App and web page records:
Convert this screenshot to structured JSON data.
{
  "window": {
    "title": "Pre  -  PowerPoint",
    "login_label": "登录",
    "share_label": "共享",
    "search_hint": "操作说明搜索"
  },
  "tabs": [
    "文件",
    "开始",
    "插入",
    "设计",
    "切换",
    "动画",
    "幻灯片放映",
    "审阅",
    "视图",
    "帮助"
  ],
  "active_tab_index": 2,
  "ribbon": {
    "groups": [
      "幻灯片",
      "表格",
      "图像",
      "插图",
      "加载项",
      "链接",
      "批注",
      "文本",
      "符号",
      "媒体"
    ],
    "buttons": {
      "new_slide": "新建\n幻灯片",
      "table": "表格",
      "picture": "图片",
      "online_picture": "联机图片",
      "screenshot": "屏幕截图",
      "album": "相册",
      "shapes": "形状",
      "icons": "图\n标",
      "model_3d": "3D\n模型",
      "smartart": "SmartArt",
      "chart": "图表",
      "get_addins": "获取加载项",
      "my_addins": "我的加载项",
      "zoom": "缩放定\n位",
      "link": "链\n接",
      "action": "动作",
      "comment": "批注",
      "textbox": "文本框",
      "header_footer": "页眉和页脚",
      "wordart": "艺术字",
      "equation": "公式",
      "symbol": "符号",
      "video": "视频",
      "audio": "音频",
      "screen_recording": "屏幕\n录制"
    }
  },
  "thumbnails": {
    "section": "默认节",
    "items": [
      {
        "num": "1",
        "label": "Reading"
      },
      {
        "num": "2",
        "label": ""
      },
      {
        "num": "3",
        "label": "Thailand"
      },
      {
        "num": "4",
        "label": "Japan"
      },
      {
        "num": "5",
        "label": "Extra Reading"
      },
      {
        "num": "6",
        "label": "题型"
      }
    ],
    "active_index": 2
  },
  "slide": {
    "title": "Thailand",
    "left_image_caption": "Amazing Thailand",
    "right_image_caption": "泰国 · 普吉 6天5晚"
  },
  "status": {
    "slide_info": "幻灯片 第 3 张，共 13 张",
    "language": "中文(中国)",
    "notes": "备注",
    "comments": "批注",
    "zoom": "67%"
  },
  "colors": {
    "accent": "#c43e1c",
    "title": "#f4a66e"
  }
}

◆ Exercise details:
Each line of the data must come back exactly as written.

◆ Response to this exercise:
Convert this screenshot to structured JSON data.
{
  "window": {
    "title": "Pre  -  PowerPoint",
    "login_label": "登录",
    "share_label": "共享",
    "search_hint": "操作说明搜索"
  },
  "tabs": [
    "文件",
    "开始",
    "插入",
    "设计",
    "切换",
    "动画",
    "幻灯片放映",
    "审阅",
    "视图",
    "帮助"
  ],
  "active_tab_index": 2,
  "ribbon": {
    "groups": [
      "幻灯片",
      "表格",
      "图像",
      "插图",
      "加载项",
      "链接",
      "批注",
      "文本",
      "符号",
      "媒体"
    ],
    "buttons": {
      "new_slide": "新建\n幻灯片",
      "table": "表格",
      "picture": "图片",
      "online_picture": "联机图片",
      "screenshot": "屏幕截图",
      "album": "相册",
      "shapes": "形状",
      "icons": "图\n标",
      "model_3d": "3D\n模型",
      "smartart": "SmartArt",
      "chart": "图表",
      "get_addins": "获取加载项",
      "my_addins": "我的加载项",
      "zoom": "缩放定\n位",
      "link": "链\n接",
      "action": "动作",
      "comment": "批注",
      "textbox": "文本框",
      "header_footer": "页眉和页脚",
      "wordart": "艺术字",
      "equation": "公式",
      "symbol": "符号",
      "video": "视频",
      "audio": "音频",
      "screen_recording": "屏幕\n录制"
    }
  },
  "thumbnails": {
    "section": "默认节",
    "items": [
      {
        "num": "1",
        "label": "Reading"
      },
      {
        "num": "2",
        "label": ""
      },
      {
        "num": "3",
        "label": "Thailand"
      },
      {
        "num": "4",
        "label": "Japan"
      },
      {
        "num": "5",
        "label": "Extra Reading"
      },
      {
        "num": "6",
        "label": "题型"
      }
    ],
    "active_index": 2
  },
  "slide": {
    "title": "Thailand",
    "left_image_caption": "Amazing Thailand",
    "right_image_caption": "泰国 · 普吉 6天5晚"
  },
  "status": {
    "slide_info": "幻灯片 第 3 张，共 13 张",
    "language": "中文(中国)",
    "notes": "备注",
    "comments": "批注",
    "zoom": "67%"
  },
  "colors": {
    "accent": "#c43e1c",
    "title": "#f4a66e"
  }
}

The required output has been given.